o   Common brands of copper sulfate

§  Mastercop, Magna Bon, Aquavet, Delcup

Tree fruit diseases managed with copper fungicides:
  •                 Fire blight (spray guide recommendations: dormant – label: silver tip to green tip)
  •                  Apple scab (dormant to pink)
  •               Bacterial canker (after harvest and late dormant)
  •                Bacterial spot (dormant/budswell, pink, and petal fall)
  •                Peach leaf curl (dormant)
  •                Cherry leaf spot (after petal fall)
  •                Black knot (dormant)
Copper is an antimicrobial; it is not selective.  Kills any exposed plant cells, bacteria, and fungi

Large numbers of copper ions (rapid release of ions) are phytotoxic to plant tissue, especially leaf tissue

Copper fungicides are not systemic and wash off with rain.  Fixed coppers have more residual activity due to slow release of copper ions.

Metallic copper equivalent is the amount of copper available for fungicidal activity (different from active ingredient).  Basic copper sulfate usually contains the highest metallic copper equivalent.

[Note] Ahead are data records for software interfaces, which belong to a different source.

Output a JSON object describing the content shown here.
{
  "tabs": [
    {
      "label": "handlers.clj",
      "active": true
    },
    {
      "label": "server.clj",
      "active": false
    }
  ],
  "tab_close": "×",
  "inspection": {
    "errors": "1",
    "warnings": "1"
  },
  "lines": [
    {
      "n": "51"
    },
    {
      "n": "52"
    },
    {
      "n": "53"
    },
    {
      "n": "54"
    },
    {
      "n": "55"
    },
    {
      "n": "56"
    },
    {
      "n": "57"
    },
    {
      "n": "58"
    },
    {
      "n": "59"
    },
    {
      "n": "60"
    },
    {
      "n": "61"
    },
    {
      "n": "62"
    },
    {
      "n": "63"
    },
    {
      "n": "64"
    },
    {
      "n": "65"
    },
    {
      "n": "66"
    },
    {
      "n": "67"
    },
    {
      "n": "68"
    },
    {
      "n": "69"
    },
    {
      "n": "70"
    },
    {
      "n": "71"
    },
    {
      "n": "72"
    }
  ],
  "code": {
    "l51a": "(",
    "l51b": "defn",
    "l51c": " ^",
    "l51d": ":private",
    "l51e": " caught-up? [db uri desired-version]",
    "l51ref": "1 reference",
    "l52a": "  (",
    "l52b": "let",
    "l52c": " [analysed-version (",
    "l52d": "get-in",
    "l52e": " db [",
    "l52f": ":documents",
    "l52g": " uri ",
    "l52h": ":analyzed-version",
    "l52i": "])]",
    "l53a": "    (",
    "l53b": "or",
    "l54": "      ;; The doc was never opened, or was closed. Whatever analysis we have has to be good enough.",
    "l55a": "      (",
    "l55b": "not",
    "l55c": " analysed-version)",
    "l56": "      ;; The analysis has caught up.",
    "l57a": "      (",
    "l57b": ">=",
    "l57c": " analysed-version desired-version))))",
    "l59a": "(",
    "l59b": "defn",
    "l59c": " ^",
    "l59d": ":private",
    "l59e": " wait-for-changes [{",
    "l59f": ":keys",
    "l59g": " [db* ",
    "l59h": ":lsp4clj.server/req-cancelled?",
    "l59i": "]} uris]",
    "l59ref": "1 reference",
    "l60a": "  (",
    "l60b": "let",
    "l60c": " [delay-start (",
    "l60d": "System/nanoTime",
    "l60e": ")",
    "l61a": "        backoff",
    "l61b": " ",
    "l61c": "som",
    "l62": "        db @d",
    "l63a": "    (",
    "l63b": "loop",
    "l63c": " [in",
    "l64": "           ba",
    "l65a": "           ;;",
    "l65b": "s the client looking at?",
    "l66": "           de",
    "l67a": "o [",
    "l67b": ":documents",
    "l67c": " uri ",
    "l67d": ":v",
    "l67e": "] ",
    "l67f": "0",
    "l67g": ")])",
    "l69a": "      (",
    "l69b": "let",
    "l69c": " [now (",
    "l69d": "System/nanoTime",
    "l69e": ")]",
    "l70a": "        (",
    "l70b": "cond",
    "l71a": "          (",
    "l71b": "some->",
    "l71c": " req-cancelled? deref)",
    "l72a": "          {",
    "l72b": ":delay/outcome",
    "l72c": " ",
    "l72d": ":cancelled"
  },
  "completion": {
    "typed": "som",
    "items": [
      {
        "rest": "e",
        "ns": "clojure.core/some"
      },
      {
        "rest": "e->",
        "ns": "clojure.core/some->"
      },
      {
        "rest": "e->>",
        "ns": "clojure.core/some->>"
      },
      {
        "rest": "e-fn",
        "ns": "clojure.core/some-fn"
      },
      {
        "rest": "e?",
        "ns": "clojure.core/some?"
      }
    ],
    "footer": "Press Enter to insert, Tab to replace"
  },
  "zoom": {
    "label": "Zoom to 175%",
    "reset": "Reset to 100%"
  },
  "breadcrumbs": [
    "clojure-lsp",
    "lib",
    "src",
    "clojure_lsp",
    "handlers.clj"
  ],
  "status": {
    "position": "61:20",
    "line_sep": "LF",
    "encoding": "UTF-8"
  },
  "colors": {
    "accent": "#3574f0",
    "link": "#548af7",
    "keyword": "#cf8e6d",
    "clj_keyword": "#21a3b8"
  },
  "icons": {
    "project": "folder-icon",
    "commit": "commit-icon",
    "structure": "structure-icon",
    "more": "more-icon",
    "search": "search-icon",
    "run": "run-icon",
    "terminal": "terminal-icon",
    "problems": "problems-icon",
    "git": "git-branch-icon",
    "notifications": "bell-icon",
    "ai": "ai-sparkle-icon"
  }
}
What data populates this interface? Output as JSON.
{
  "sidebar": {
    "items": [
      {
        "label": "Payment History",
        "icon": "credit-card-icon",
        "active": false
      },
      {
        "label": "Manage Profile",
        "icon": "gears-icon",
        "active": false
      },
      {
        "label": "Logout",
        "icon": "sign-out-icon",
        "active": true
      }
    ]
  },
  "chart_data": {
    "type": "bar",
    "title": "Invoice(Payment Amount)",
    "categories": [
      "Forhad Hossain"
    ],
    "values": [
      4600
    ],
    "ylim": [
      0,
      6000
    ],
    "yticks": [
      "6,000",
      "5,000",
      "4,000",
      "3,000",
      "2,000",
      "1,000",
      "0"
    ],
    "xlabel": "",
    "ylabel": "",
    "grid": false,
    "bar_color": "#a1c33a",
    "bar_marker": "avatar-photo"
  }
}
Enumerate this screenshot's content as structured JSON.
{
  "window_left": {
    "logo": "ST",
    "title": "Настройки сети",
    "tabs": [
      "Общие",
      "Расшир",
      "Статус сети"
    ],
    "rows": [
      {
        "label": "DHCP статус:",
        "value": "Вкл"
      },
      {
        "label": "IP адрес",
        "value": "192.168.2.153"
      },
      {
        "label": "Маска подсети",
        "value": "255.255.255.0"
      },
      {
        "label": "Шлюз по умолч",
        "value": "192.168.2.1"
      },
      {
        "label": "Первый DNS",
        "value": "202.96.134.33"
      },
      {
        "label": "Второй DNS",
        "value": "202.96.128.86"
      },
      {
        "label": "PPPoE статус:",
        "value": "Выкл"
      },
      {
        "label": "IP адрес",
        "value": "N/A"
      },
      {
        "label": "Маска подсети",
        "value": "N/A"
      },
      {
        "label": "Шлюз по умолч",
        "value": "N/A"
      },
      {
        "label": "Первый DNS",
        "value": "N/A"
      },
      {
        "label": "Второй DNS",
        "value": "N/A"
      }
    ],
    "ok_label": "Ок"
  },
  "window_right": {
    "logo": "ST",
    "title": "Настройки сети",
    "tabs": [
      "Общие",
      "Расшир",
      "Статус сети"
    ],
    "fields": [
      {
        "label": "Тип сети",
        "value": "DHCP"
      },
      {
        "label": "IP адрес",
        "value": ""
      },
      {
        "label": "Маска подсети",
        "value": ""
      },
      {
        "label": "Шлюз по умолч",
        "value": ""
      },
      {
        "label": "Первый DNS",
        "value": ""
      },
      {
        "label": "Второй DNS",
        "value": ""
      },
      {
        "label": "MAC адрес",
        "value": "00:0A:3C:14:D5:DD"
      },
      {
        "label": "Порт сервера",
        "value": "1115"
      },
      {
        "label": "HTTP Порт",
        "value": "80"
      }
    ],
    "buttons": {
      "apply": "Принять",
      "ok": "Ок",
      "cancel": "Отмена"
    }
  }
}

Copper can accumulate in soils, inhibit plant growth, and is toxic to microorganisms and earthworms